__ACTIVITY__.
Please copy each line of the data that includes the string "index".

__Stored items from a collection__.
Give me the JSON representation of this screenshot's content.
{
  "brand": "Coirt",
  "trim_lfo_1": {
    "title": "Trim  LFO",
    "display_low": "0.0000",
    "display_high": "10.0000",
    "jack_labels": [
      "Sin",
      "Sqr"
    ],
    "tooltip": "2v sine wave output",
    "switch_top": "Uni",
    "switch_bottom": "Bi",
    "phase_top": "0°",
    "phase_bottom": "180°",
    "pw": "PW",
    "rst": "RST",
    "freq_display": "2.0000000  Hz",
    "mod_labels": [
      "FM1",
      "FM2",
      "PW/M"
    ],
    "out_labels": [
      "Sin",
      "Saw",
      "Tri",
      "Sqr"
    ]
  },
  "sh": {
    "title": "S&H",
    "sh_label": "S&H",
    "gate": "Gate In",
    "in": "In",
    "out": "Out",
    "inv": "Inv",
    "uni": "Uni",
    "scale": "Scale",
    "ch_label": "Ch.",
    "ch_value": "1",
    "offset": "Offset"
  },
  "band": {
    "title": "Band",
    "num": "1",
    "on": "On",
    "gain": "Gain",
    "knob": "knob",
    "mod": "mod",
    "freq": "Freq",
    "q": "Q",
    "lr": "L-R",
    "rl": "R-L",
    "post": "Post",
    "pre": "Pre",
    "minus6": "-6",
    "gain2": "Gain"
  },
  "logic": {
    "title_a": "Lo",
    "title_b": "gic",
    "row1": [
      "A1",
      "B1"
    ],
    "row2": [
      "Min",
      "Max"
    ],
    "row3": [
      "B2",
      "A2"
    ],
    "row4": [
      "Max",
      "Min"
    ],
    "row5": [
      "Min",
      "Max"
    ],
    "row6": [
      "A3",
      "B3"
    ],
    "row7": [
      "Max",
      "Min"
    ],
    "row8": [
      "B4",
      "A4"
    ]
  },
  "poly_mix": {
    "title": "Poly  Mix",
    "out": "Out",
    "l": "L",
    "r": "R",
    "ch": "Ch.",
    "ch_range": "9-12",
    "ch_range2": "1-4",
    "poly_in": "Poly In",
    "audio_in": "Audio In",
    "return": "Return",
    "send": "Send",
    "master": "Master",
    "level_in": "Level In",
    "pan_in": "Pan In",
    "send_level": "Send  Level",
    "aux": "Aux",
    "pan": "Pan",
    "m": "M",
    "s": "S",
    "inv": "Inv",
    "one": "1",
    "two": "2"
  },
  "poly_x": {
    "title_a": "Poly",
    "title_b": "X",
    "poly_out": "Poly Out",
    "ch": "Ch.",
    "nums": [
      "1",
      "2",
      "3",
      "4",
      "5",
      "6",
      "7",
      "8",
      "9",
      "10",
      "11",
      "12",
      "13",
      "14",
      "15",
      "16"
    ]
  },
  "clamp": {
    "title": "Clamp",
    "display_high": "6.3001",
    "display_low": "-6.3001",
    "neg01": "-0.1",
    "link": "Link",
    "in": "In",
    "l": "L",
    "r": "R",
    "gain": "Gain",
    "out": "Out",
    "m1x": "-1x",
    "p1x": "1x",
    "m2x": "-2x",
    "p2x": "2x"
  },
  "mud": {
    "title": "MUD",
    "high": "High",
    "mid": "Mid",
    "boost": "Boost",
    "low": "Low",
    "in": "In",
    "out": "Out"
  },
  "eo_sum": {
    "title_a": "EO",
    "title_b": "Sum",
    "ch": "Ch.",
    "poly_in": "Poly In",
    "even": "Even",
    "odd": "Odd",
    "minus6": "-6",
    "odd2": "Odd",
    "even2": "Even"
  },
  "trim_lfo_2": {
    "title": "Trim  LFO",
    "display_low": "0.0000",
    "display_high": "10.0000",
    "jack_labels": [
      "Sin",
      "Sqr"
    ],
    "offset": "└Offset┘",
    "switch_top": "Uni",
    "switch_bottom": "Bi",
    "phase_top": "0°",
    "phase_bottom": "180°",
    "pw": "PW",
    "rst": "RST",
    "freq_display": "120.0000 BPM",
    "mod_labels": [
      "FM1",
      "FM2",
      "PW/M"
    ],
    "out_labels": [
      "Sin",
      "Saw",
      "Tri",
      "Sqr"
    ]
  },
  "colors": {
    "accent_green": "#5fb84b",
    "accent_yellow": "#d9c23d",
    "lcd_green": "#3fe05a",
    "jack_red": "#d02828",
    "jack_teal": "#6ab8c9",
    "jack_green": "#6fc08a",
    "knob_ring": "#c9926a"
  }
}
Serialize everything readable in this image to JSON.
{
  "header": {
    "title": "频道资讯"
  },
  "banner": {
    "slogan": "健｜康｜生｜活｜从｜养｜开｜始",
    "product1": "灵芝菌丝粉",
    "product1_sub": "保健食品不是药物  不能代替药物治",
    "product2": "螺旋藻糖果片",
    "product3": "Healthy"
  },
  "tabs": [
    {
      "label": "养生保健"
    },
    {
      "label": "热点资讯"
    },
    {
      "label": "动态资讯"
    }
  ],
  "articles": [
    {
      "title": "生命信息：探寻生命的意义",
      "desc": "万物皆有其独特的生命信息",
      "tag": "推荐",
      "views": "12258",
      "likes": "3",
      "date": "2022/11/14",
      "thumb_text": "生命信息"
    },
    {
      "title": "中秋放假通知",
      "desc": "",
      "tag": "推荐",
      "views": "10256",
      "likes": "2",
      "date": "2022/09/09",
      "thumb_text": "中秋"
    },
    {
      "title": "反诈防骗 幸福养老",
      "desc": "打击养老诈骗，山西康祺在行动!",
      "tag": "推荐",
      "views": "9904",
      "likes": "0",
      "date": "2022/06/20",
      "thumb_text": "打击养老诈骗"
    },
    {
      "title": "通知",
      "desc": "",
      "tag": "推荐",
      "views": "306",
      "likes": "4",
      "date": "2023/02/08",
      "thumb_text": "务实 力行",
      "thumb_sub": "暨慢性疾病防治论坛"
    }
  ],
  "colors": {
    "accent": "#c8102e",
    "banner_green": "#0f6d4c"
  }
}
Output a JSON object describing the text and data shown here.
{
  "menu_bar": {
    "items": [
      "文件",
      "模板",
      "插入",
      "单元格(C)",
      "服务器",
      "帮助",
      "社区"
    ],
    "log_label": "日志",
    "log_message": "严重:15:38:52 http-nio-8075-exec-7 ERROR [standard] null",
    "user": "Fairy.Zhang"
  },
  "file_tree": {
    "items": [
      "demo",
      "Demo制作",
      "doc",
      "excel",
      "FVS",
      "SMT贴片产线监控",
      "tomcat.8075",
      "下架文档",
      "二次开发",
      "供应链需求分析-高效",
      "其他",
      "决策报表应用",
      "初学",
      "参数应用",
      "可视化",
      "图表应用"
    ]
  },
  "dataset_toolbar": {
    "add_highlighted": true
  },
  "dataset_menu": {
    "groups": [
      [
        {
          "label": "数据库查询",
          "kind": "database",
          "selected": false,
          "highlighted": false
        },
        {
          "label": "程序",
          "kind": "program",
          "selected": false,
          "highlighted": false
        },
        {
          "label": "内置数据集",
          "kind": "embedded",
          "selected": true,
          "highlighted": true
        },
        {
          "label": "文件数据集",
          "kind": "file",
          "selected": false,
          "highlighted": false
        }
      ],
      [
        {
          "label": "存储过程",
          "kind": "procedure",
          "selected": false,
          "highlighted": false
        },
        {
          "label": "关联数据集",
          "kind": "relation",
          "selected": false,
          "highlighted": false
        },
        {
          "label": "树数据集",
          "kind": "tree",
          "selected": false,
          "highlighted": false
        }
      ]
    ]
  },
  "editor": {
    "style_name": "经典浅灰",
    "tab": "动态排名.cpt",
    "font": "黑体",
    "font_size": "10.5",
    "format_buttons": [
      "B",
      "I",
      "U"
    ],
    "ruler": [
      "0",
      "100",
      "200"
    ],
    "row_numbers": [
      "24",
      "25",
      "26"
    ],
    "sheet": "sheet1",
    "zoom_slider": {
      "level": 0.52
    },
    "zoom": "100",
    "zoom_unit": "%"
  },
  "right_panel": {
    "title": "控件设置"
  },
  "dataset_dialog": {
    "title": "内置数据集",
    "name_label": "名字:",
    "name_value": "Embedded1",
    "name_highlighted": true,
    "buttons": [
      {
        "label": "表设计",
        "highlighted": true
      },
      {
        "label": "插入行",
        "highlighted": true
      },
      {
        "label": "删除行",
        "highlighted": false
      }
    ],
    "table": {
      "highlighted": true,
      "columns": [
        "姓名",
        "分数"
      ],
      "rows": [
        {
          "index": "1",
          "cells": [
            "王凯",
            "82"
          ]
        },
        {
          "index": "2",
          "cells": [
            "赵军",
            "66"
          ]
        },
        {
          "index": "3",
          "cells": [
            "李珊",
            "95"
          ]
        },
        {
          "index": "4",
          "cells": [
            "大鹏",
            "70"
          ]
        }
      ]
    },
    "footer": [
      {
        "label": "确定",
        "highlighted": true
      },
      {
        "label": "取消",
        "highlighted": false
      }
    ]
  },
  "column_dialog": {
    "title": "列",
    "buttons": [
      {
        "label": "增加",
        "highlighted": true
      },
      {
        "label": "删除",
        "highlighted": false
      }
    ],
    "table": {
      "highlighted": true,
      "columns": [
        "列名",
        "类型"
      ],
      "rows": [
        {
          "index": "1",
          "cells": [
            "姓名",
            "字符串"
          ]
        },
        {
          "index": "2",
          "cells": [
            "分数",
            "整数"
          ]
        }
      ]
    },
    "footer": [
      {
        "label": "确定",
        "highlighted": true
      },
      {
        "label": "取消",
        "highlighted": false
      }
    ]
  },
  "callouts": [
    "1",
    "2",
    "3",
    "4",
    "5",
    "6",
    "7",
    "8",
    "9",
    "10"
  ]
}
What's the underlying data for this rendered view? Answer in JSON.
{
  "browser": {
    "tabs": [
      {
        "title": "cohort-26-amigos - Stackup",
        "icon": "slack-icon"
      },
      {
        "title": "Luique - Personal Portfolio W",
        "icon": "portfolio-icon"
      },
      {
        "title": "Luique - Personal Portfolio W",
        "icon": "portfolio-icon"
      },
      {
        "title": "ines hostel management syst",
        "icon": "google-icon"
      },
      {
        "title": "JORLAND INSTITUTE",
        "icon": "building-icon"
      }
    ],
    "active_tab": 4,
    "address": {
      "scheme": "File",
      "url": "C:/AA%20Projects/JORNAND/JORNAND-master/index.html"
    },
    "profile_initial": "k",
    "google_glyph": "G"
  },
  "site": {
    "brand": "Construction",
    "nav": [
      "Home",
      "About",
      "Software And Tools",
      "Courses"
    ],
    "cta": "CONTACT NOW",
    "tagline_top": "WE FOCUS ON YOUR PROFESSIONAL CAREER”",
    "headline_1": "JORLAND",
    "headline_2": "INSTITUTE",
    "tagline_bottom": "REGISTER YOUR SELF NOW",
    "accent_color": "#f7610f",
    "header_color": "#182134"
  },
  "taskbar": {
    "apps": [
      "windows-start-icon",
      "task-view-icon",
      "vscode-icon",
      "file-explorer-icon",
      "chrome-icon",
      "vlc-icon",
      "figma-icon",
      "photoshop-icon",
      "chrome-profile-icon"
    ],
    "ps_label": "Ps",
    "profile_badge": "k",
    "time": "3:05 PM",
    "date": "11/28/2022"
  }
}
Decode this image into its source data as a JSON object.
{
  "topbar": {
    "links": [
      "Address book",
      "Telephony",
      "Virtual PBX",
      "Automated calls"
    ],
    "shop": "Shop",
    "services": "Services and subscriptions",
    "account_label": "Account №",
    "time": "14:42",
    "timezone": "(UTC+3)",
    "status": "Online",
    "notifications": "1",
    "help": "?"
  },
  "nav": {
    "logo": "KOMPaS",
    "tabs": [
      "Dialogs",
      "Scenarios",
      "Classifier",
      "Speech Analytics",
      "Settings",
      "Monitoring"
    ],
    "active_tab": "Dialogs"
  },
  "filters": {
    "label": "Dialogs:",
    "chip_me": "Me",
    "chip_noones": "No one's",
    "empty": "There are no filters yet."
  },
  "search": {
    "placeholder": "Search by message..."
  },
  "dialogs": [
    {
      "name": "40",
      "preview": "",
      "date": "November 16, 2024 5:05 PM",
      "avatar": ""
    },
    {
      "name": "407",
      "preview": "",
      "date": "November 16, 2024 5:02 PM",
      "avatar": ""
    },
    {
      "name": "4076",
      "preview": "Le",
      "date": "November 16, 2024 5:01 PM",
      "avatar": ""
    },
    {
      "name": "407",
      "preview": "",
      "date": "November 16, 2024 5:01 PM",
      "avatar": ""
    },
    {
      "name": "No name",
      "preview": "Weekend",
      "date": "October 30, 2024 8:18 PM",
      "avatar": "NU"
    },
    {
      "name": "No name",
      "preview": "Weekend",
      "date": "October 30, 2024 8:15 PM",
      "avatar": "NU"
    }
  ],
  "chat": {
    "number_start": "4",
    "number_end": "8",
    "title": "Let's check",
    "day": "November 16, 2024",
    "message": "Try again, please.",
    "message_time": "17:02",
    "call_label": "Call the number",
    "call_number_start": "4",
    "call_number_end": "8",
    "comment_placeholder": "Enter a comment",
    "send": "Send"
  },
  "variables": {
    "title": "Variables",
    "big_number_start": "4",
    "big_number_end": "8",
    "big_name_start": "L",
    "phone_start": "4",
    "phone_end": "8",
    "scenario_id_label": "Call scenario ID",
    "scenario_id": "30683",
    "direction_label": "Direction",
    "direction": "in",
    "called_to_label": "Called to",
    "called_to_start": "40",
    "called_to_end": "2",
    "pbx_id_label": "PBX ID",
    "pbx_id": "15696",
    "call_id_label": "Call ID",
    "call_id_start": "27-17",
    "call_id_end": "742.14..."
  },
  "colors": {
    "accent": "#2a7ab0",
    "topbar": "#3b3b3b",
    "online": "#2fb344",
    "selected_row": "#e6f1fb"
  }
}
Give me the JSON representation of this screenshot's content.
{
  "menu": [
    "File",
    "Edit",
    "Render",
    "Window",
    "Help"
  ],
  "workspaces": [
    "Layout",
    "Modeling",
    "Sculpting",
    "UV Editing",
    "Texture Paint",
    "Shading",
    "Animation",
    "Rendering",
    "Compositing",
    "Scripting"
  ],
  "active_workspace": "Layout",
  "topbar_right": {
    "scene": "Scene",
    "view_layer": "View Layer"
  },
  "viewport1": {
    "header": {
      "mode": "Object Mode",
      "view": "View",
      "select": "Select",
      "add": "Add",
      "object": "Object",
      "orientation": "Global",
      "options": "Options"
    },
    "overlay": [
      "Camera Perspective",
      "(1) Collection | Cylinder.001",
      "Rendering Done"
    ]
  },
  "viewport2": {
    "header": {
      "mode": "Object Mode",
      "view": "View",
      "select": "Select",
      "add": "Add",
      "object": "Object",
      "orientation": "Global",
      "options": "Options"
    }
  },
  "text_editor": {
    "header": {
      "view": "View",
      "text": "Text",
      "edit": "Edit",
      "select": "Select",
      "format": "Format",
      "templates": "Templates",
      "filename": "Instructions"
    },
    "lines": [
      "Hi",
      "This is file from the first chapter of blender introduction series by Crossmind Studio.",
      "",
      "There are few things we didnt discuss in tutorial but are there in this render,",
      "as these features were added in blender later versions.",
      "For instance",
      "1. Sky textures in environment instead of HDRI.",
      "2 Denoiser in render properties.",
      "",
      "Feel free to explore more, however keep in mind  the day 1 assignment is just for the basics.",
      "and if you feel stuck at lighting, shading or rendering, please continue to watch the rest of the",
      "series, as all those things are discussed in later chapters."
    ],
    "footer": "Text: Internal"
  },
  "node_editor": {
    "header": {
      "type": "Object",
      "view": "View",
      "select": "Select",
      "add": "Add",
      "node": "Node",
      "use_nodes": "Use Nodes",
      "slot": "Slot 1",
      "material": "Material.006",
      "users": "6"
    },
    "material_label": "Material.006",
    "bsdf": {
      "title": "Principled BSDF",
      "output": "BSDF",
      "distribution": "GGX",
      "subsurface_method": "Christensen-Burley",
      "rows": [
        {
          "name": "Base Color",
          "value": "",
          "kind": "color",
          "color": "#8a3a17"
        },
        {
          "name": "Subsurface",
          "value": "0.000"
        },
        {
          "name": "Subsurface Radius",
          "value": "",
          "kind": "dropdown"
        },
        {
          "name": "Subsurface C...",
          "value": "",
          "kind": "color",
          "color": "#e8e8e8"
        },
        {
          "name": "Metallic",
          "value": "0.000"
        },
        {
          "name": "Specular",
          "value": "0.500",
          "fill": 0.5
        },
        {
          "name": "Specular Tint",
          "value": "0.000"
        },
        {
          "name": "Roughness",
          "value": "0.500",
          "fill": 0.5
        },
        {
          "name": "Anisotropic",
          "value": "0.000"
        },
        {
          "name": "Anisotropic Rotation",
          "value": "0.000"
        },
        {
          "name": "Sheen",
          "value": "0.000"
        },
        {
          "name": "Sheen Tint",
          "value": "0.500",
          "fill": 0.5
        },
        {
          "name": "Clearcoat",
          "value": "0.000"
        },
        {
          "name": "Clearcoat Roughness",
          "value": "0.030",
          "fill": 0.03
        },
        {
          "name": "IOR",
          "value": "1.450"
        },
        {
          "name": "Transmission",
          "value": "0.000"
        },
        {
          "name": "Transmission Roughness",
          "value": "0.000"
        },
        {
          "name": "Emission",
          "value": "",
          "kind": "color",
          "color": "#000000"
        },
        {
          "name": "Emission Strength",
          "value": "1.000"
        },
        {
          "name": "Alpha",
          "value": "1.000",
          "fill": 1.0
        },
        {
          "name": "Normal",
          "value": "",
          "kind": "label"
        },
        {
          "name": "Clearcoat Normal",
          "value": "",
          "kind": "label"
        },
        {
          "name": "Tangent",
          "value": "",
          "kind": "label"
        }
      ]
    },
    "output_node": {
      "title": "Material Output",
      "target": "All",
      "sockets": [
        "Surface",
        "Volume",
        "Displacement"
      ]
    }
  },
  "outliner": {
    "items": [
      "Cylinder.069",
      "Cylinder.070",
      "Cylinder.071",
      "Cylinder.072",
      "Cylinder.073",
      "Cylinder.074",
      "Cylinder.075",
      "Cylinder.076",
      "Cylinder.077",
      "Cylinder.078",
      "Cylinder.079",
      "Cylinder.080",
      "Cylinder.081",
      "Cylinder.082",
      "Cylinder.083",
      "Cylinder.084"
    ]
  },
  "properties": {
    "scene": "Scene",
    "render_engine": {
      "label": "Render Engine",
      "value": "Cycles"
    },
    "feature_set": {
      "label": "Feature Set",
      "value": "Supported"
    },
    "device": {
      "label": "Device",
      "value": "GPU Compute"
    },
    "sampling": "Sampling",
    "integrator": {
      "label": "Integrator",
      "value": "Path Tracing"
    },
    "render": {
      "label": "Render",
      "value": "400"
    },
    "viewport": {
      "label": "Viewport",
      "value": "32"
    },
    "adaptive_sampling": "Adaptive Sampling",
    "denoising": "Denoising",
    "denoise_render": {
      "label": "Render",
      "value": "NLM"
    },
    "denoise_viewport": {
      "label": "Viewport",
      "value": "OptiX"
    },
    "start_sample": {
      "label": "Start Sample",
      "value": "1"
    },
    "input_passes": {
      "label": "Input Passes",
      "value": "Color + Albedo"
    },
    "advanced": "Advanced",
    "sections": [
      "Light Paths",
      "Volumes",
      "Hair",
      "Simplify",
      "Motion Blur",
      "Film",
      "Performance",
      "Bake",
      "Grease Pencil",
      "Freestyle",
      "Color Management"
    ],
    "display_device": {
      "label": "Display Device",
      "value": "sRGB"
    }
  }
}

__OUTPUT FOR THIS TASK__.
          "index": "1",
          "index": "2",
          "index": "3",
          "index": "4",
          "index": "1",
          "index": "2",
      "url": "C:/AA%20Projects/JORNAND/JORNAND-master/index.html"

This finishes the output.